Smartphones replace laptops for connecting to public Wi-Fi: report
Consumers are spending more time on their smartphones, with 42 percent preferring to research retail products on smartphones and tablets rather than laptops, according to a JiWire report being released today.
The Mobile Audience Insights Report found that there was a 23 percent growth in mobile connections year-over-year, and a 25 percent decline in the percentage of laptop connections YOY. It also found that retail stores are the most common commercial venues for mobile device usage at 31 percent of all mobile usage.
“The laptop has been the primary Wi-FI device for consumers for the past decade,” said David Staas, president of JiWire, San Francisco. “The fact that smartphones have grabbed that position reflects the greater mobility of today’s consumer and the ease with which they stay connected.
“Consumers are readily connecting to Wi-Fi with more portable devices like smartphones, and that is the opportunity for merchants,” he said.
“Providing a Wi-Fi service in-store, with value added information to improve the shopping experience, will engage their customer on the device they have with them at all times, particularly when shopping.”
JiWire’s Mobile Audience Insights Report is based on data from a survey of more than 1,300 randomly selected customers from across JiWire’s combined Wi-Fi and mobile advertising platform. The data was collected from April to June.
This report marks the first time in history that consumers are accessing Wi-Fi from mobile devices more than from laptops.

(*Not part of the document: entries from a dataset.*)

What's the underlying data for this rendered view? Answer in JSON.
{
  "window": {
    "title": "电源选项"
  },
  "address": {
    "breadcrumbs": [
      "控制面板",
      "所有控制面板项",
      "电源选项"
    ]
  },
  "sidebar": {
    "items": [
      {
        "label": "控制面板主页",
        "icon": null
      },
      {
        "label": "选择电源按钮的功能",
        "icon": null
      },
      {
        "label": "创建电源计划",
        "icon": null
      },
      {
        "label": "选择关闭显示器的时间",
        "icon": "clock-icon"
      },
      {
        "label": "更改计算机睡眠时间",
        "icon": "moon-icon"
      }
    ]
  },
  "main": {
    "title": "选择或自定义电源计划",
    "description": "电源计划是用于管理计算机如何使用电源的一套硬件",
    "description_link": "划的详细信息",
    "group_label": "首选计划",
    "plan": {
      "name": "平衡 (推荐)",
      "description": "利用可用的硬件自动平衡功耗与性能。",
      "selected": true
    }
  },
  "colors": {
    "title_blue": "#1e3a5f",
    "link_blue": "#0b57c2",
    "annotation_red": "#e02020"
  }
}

According to the report, 64 percent of all public Wi-Fi usage stemmed from mobile devices with smartphones at 40 percent and tablets at 24 percent. Laptop usage decreased to 36 percent.
Another interesting first is that a Samsung phone was in the top three for top 10 Wi-Fi mobile devices in the second quarter of 2013. Apple’s iPhone and iPad were the top two, but the Galaxy S III surpassed the iPod touch.
Overall iOS devices accounted for 66.1 percent of ad requests in the second quarter of 2013 while Android devices made up 31.6 percent of ad requests.
The United States saw growth in its free public Wi-Fi offerings with 83 percent of the models being free, a nine percent increase since the second quarter of 2012. Worldwide, only 22.8 percent of public Wi-Fi is free.
Another interesting finding is that the number of consumers who purchase from their mobile device rather than in-store has increased 92 percent since the first quarter of 2012.
Additionally, of the 67 percent who prefer to research retail on a tablet, 41 percent purchase on a tablet, and 35 percent of the 68 percent who research on their smartphones end up purchasing via the smartphones.
Consumers who do end up purchasing on mobile devices show interesting trends in how much they prefer to spend on different devices.
For purchases under $250, consumers prefer to purchase on smartphones, but for purchases above $250 they prefer to buy on tablets.
In terms of how they prefer to find out about retail-related information, 33 percent prefer a retailer’s branded app and 21 percent prefer a retailer’s mobile site, with a majority of 58 percent preferring the retailer’s Web site.
The report also found a 25 percent growth in in-store mobile device usage since the first quarter of 2013, with 80 percent of consumers using mobile devices in-store to enhance the experience.
Unfortunately for stores, 59 percent of consumers use mobile devices to comparison shop, which should encourage stores to make sure that their in-store experience is good enough to beat out showrooming.
“For retail, 68 percent of consumers are researching on their smartphones while 67 percent are researching on their tablet before arrival at a store, meaning they already have a strong purchase bias when they walk in,” Mr. Staas said.
“In-store programs should recognize that shoppers are using mobile in-store as the final step in their purchase decision – and merchants can leverage that to enhance the shopping experience by providing more information on their own offerings, incentives to buy, ability to share socially, etc.,” he said.
“Merchants need to address mobile with a dual strategy of both drive to retail initiatives, and drive to mobile commerce initiatives. To accomplish this well, merchants need to have a strong audience targeting solution for efficiency and maximum return on their marketing spend.”
Rebecca Borison is editorial assistant on Mobile Commerce Daily, New York